Hospital taking service of doctor should deduct TDS under section 192 or 194J
Section 192 state that in order to deduct TDS from the salary of the employee there must consist an employer and employee between the deductor and the deductee. The case discussed in the article it is held that whether TDS is to be deducted under section 192 if there exist a contract for service instead of Contract of service.
Fact of the Case (Manipal Health Systems V. CIT):
A survey under section 133A was conducted at the business premises of the assessee on 26-9-2007 by the competent authority in order to ascertain the TDS compliance. The AO found that there were three categories of doctors, viz., A, B and C appointed by the assessee-Company and the assessee had made the TDS on the sum paid to the doctors under section 194J of the Act which deals with the TDS on payment of fees for professional or technical services. The AO held that there existed a relationship of employer and employee between the assessee-company and the doctors engaged by the Company, and applying the provisions of section 192 computed the TDS liability under section 201(1) and 201(1A).
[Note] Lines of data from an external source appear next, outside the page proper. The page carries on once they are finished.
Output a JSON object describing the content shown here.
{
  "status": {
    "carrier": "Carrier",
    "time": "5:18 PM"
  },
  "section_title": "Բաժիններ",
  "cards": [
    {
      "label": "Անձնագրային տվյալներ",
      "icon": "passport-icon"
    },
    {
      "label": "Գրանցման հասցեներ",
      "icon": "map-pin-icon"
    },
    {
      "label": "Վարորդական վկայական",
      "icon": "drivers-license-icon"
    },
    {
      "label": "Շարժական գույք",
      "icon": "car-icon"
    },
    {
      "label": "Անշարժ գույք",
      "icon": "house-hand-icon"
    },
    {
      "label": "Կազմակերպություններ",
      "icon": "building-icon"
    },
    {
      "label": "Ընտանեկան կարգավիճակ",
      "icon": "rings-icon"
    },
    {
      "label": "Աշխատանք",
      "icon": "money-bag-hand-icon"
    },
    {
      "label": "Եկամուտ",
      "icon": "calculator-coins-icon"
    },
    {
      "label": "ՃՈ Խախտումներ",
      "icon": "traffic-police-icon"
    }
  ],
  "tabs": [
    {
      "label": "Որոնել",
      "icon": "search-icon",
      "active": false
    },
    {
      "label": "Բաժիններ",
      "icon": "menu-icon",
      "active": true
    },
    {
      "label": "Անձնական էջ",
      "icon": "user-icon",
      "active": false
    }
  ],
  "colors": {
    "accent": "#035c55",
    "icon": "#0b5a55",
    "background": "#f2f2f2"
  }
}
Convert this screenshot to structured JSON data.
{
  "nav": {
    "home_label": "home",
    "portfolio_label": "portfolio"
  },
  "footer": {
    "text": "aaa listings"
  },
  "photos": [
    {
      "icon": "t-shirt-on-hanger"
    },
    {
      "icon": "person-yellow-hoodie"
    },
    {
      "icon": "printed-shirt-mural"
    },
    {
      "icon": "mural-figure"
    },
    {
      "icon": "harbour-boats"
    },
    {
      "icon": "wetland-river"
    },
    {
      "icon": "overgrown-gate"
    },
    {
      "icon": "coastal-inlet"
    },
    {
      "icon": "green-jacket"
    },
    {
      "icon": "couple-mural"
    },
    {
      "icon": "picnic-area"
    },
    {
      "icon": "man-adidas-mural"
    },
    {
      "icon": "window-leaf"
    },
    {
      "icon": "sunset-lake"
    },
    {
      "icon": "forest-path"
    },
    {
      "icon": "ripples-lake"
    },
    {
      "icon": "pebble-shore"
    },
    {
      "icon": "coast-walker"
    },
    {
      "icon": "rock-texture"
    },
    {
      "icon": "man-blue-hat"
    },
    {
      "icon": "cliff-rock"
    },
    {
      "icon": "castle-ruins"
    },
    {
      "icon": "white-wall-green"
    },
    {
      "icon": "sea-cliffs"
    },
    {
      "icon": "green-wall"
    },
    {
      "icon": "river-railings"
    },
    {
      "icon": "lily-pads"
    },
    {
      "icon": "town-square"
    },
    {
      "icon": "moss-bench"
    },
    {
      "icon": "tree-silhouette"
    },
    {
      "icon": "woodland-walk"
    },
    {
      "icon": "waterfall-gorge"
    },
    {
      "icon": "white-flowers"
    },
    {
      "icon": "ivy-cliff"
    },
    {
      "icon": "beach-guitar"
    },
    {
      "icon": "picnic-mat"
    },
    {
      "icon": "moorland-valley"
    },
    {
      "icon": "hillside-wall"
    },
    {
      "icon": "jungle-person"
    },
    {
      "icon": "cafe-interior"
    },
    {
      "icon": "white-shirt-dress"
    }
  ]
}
Karnataka High Court observation:
To decide the relationship of employer and employee we have to examine whether the contract entered into between the parties is a ‘contract for service’ or a ‘contract of service’. There are multi-factor tests to decide this question. Independence test, control test, intention test are some of the tests normally adopted to distinguish between ‘contract for service’ and ‘contract of service’. Finally, it depends on the provisions of the contract. Intention also plays a role in deciding the factor of contract. The intention of the parties can also determine or alter a contract from its original shape and status if both parties have mutual agreement. In the instant case, the terms of contract by the very fact prove that the contract between the assessee-Company and the doctors is of ‘contract for service’ not a ‘contract of service’. The remuneration paid to the doctors depends on the treatment to the patients. If the number of patients is more, remuneration would be on a higher side or if no patients, no remuneration. The income of the doctors varies, depending on the patients and their treatment. All these factors establish that there is no relationship of employer and employee between the assessee- Company and the doctors.
One such agreement referred to by the Tribunal i.e., para-7 of the agreement dated 12.09.2007 entered into between the Assessee Company and Dr. Isaac Mathew speaks in unequivocal terms that “This agreement is executed on a principal to principal basis notwithstanding the fact that the company may extend to the consultant certain benefits that are available to the employees. The consultant shall not be deemed to be an employee of the company”.
‘Consultancy charges’ in the ordinary sense means providing of expert knowledge to a third party for a fee. It is a service provided by a professional advisor. These consultant Doctors are rendering professional services as and when they are called upon to attend the patients. Profession implies any vocation carried by an individual or a group of individuals requiring predominantly intellectual skill, depending on individual characteristic of person(s) pursuing with the vocation, requiring specialized and advance education or expertise. Consultancy charges are paid to the Doctors towards rendering their professional skill and expertise which are purely in the nature of professional charges. Assesssee Company has no control over the Doctors engaged by them with regard to treatment of patients.
It is also pertinent to note that the doctors have filed their return of income for the relevant assessment years showing the income received from the assesseee-Company as professional income and the same is said to have been accepted by the department.
The Tribunal was justified in holding that the remuneration paid to consultant doctors employed by the assessee-hospital was not under an employee-employer relationship and, therefore, tax at souce was not be deducted under section 192 but under section 194J on their professional fees.
Karnataka High Court Decision:
The Karnataka High Court observed that contract between the assesse and doctors was not a “Contract of Service” but “Contract for service”. Thus the payment made to doctors by the hospital are covered under section 194J of the Income tax act, also as per the agreement made by the doctors and the assesse the doctors were not in employment and PF, ESI etc of the doctors was not done.